PRETORIA, South Africa — For two days, the witness in the murder trial of Oscar Pistorius kept her composure. Then, just as her testimony was about to finish Tuesday, she broke down in tears at what she said was the memory of the screams she heard on the night that the double-amputee athlete fatally shot his girlfriend in his South African home.
Michelle Burger, a neighbor of Pistorius who took the stand on the second day of a trial watched around the world, remained calm through intense questioning by the chief defense attorney. In a final exchange with the lead prosecutor on Tuesday, however, emotion washed over her as she recalled what she described as the terrified screams of a woman early on Valentine's Day last year.
"When I'm in the shower, I relive her shouts," Burger told prosecutor Gerrie Nel.
Burger, a university lecturer, lives 193 yards from Pistorius' house, where his girlfriend, Reeva Steenkamp, died in what the runner said was an accident.
Burger testified that she heard a man and a woman shouting, then the sound of four gunshots. She said the woman's screams continued during the gunshots and quickly faded away after the final one. She was the first witness called by the prosecution, which contends that Pistorius intentionally killed Steenkamp after a loud argument.
Her testimony contradicts Pistorius' account. He says he fired four times through the toilet cubicle door, hitting Steenkamp three times in the head, arm and hip or side area after thinking she was a dangerous intruder.

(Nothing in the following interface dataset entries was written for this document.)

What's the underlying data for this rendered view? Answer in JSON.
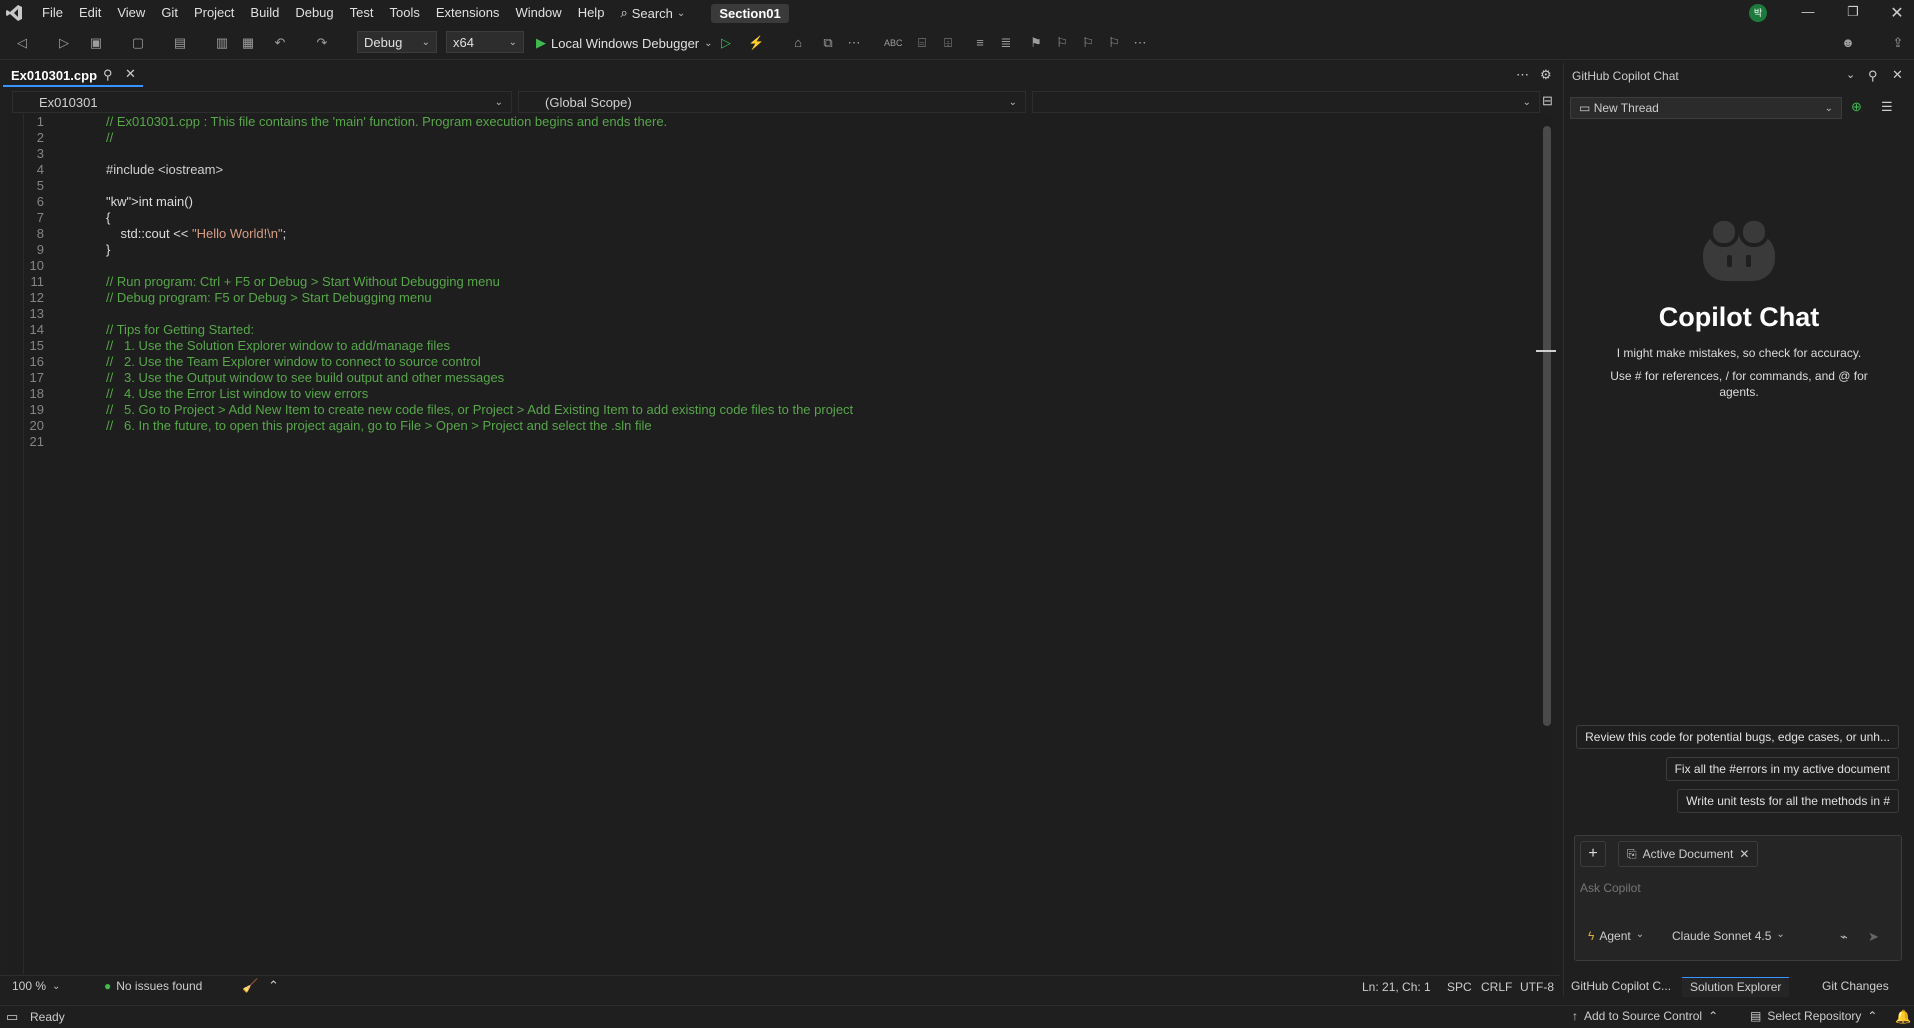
{
  "menu": [
    "File",
    "Edit",
    "View",
    "Git",
    "Project",
    "Build",
    "Debug",
    "Test",
    "Tools",
    "Extensions",
    "Window",
    "Help"
  ],
  "search_label": "Search",
  "solution_name": "Section01",
  "toolbar": {
    "config": "Debug",
    "platform": "x64",
    "debugger": "Local Windows Debugger"
  },
  "tab": {
    "file": "Ex010301.cpp"
  },
  "nav": {
    "project": "Ex010301",
    "scope": "(Global Scope)"
  },
  "code": [
    {
      "n": "1",
      "t": "// Ex010301.cpp : This file contains the 'main' function. Program execution begins and ends there."
    },
    {
      "n": "2",
      "t": "//"
    },
    {
      "n": "3",
      "t": ""
    },
    {
      "n": "4",
      "t": "#include <iostream>"
    },
    {
      "n": "5",
      "t": ""
    },
    {
      "n": "6",
      "t": "int main()"
    },
    {
      "n": "7",
      "t": "{"
    },
    {
      "n": "8",
      "t": "    std::cout << \"Hello World!\\n\";"
    },
    {
      "n": "9",
      "t": "}"
    },
    {
      "n": "10",
      "t": ""
    },
    {
      "n": "11",
      "t": "// Run program: Ctrl + F5 or Debug > Start Without Debugging menu"
    },
    {
      "n": "12",
      "t": "// Debug program: F5 or Debug > Start Debugging menu"
    },
    {
      "n": "13",
      "t": ""
    },
    {
      "n": "14",
      "t": "// Tips for Getting Started:"
    },
    {
      "n": "15",
      "t": "//   1. Use the Solution Explorer window to add/manage files"
    },
    {
      "n": "16",
      "t": "//   2. Use the Team Explorer window to connect to source control"
    },
    {
      "n": "17",
      "t": "//   3. Use the Output window to see build output and other messages"
    },
    {
      "n": "18",
      "t": "//   4. Use the Error List window to view errors"
    },
    {
      "n": "19",
      "t": "//   5. Go to Project > Add New Item to create new code files, or Project > Add Existing Item to add existing code files to the project"
    },
    {
      "n": "20",
      "t": "//   6. In the future, to open this project again, go to File > Open > Project and select the .sln file"
    },
    {
      "n": "21",
      "t": ""
    }
  ],
  "editor_status": {
    "zoom": "100 %",
    "issues": "No issues found",
    "pos": "Ln: 21, Ch: 1",
    "spc": "SPC",
    "crlf": "CRLF",
    "enc": "UTF-8"
  },
  "copilot": {
    "header": "GitHub Copilot Chat",
    "thread": "New Thread",
    "title": "Copilot Chat",
    "sub1": "I might make mistakes, so check for accuracy.",
    "sub2": "Use # for references, / for commands, and @ for agents.",
    "suggestions": [
      "Review this code for potential bugs, edge cases, or unh...",
      "Fix all the #errors in my active document",
      "Write unit tests for all the methods in #"
    ],
    "chip": "Active Document",
    "placeholder": "Ask Copilot",
    "mode": "Agent",
    "model": "Claude Sonnet 4.5"
  },
  "pane_tabs": [
    "GitHub Copilot C...",
    "Solution Explorer",
    "Git Changes"
  ],
  "status": {
    "ready": "Ready",
    "source": "Add to Source Control",
    "repo": "Select Repository"
  },
  "colors": {
    "accent": "#3794ff",
    "comment": "#57a64a",
    "keyword": "#569cd6",
    "string": "#d69d85",
    "run": "#3fb950"
  }
}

He has pleaded not guilty.
During cross-examination of Burger, chief defense attorney Barry Roux suggested that she was mistaken in saying that she heard a woman screaming and that it was actually Pistorius shouting for help in a high voice after accidentally shooting Steenkamp.
Roux said Steenkamp was shot in the head, which would have resulted in brain damage and "no cognitive function" and so she wouldn't have been able to scream just after the last bullet struck, as Burger testified.
Burger disagreed. "I heard her voice just after the last shot," she said. "It faded away."
Her husband, Charl Johnson, also testified that "the last scream faded moments after the last gunshot was fired."